Poker is a game of skill and strategy that is played with chips. The player with the highest hand wins the pot. While luck plays a part in poker, players can control their chances of winning by using strategies that are based on probability, psychology, and game theory.
There are a number of ways to learn poker, including reading books, watching videos, and observing other players. It is also important to develop your own strategy, which will be influenced by your experience.
Playing at the right stakes is essential for a successful poker career. When you are a beginner, it is best to stick to small stakes to get comfortable with the game. This will allow you to see how other people play and what kind of hands they have.

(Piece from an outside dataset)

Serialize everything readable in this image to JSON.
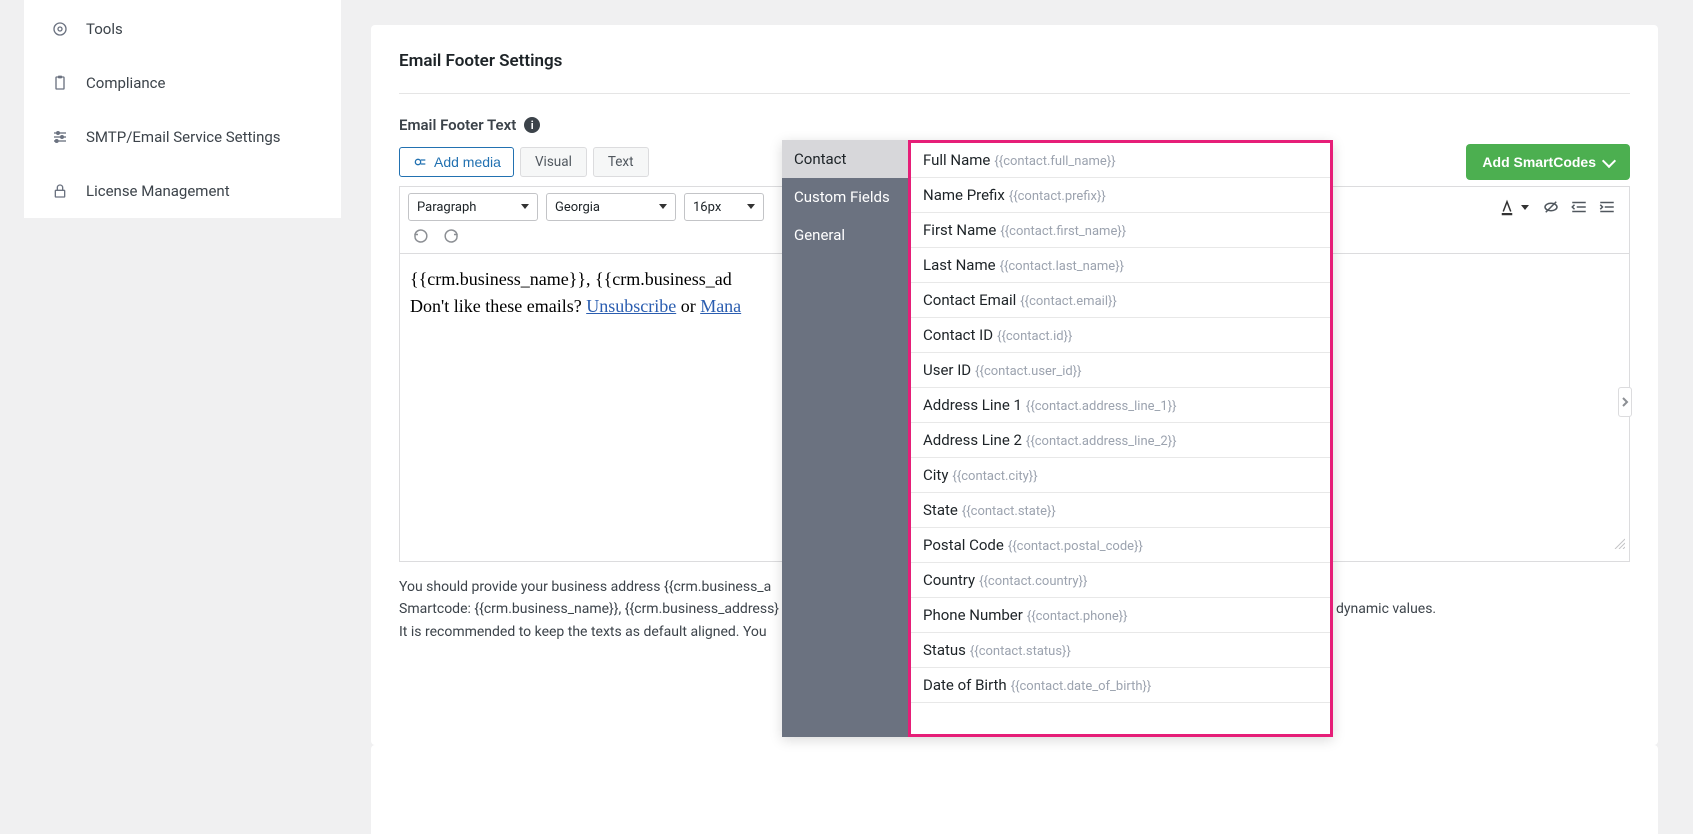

You should also keep a record of your results and tweak your strategy as you go. This will help you stay focused on improving your game and make sure that you are always playing to your strengths.
Be disciplined when playing poker, as it is a mentally and physically demanding game that requires a lot of focus. If you are feeling frustrated or tired, you should stop the game and move on to a different task. This will save you a lot of time and money while helping you to improve your skills.
It is also important to remember that you should not over-think every situation or bluff too often, especially when you are playing lower stakes games. This can be a mistake, as you may end up making the wrong decision.
A strong strategy will allow you to win more than you lose, and it will also give you a better understanding of your opponent’s hand strength and betting range. This will also enable you to determine whether a bet is worth the risk or not.
In order to improve your poker game, you need to learn how to control your emotions. If you let your negative emotions (such as anger or frustration) take over your decisions, you will have a hard time beating the house. This is known as poker tilt and it is the number one reason why most beginner players lose.
Choosing the correct limits and game variations is also crucial for a successful poker career. These factors will not only impact your bankroll, but they can also influence how much you enjoy the game and your learning experience.
The main goal of a good poker strategy is to maximize your chances of winning the pot. This involves deciding when to bluff, when to call, and when to raise. It also involves evaluating your opponents’ hands, their betting ranges, and the size of the pot.
There are a few different types of poker games, including Texas Hold’em and Omaha. Each has its own rules and variations, but all are based on the same basic principles. In general, you should aim to form the strongest hand possible, regardless of the number of cards in your hand or the suit of the cards in your hand.